If you watched any football over the weekend, you probably saw a certain commercial for DirecTV once. Or twice.I was actually kind of shocked at the ad. It does seem tasteless for all the reasons Roeper mentions. Additionally, what was gained? While I was/am a Farley fan, particularly of his SNL work but less so of his movies, I still found the reference sort of obscure. Does even 10% of the audience get what’s going on, even a little? DirecTV and David Spade both showed really bad taste in doing this commercial.
Or 20 times.
For the last three years, DirecTV has been enlisting the services of actors who re-create a famous role in a familiar scene from a movie, before breaking character and telling us about the benefits of getting DirecTV.
I can't deny the effectiveness of the ads. There's something jarring and conversation-starting about seeing the still-beautiful but 50ish Christie Brinkley reprising "The Girl in the Ferrari" from "National Lampoon's Vacation," Charlie Sheen back in uniform as the Wild Thing from the "Major League" movies, or Naomi Watts (!) doing the "King Kong" thing again.
It was a little unsettling to see Craig T. Nelson as the father from "Poltergeist," interacting with his daughter Carol Anne, given that Heather O'Rourke, the actress who played the little girl, died at 13.
But the latest DirecTV ad -- the one that aired again and again over the weekend -- is even creepier.
In the spot, David Spade is playing Richard Hayden from 1995's "Tommy Boy." Thanks to seamless technology, Spade seems to be in the room with Chris Farley's Thomas Callahan III, who's doing his "Fat Guy in a Little Coat" bit.
As Farley spins around and does the routine, Spade looks at the camera and says, "Great. I'm here with tons of fun when I could be at home watching DirecTV . . . but no, I'm stuck with either cable, or that."
Farley rips the little coat, and Spade chuckles and says, "Never gets old."
It's been nearly 12 years since Chris Farley was found dead in an apartment in the John Hancock Building. Spade was Farley's close friend, but he opted not to attend the funeral. He was quoted as saying he couldn't "be in a room where Farley was in a
Now, though, Spade has put himself in a virtual room with the ghost of Farley.
Obviously, permissions had to be granted and rights obtained for a commercial like this to happen. And this certainly isn't the first time the image or video of a deceased celebrity has been incorporated into a commercial. Remember the late John Wayne for Coors? Fred Astaire dancing with a Dirt Devil vacuum cleaner?
I guess it gets people talking.

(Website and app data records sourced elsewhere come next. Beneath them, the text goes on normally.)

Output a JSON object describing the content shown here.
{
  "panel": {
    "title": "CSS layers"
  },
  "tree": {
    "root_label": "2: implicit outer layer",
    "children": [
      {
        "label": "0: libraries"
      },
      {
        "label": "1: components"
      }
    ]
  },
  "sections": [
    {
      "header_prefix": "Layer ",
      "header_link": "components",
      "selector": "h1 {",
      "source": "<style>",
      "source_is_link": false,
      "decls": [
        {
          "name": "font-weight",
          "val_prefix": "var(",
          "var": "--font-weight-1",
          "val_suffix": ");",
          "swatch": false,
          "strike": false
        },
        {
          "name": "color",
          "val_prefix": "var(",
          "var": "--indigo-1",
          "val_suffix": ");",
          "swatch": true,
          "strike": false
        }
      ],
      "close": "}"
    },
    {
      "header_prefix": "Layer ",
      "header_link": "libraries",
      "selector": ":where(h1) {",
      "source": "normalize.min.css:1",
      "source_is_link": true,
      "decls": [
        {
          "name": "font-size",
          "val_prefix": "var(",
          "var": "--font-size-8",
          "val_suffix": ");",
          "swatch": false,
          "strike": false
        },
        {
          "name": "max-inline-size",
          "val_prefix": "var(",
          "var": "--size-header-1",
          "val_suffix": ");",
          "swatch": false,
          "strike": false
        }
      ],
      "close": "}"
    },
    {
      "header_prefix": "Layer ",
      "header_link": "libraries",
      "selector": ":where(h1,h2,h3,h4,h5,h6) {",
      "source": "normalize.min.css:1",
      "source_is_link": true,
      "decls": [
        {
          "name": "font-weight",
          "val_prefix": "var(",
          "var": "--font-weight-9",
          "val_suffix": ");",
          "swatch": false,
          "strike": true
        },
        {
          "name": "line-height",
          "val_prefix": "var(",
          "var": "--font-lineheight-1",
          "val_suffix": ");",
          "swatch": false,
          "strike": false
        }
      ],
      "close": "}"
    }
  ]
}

But I'm just wondering if there's anyone who ISN'T put off by the Spade/Farley spot.
What intrigues me about things like this is how it gets from concept, to production, to air without anyone pulling the plug. Before the 30 second spot was over, I knew it was bad. What happened during the months (or longer) of development that prevented anyone from getting how tasteless and obscure the project was? I just don’t understand how that happens.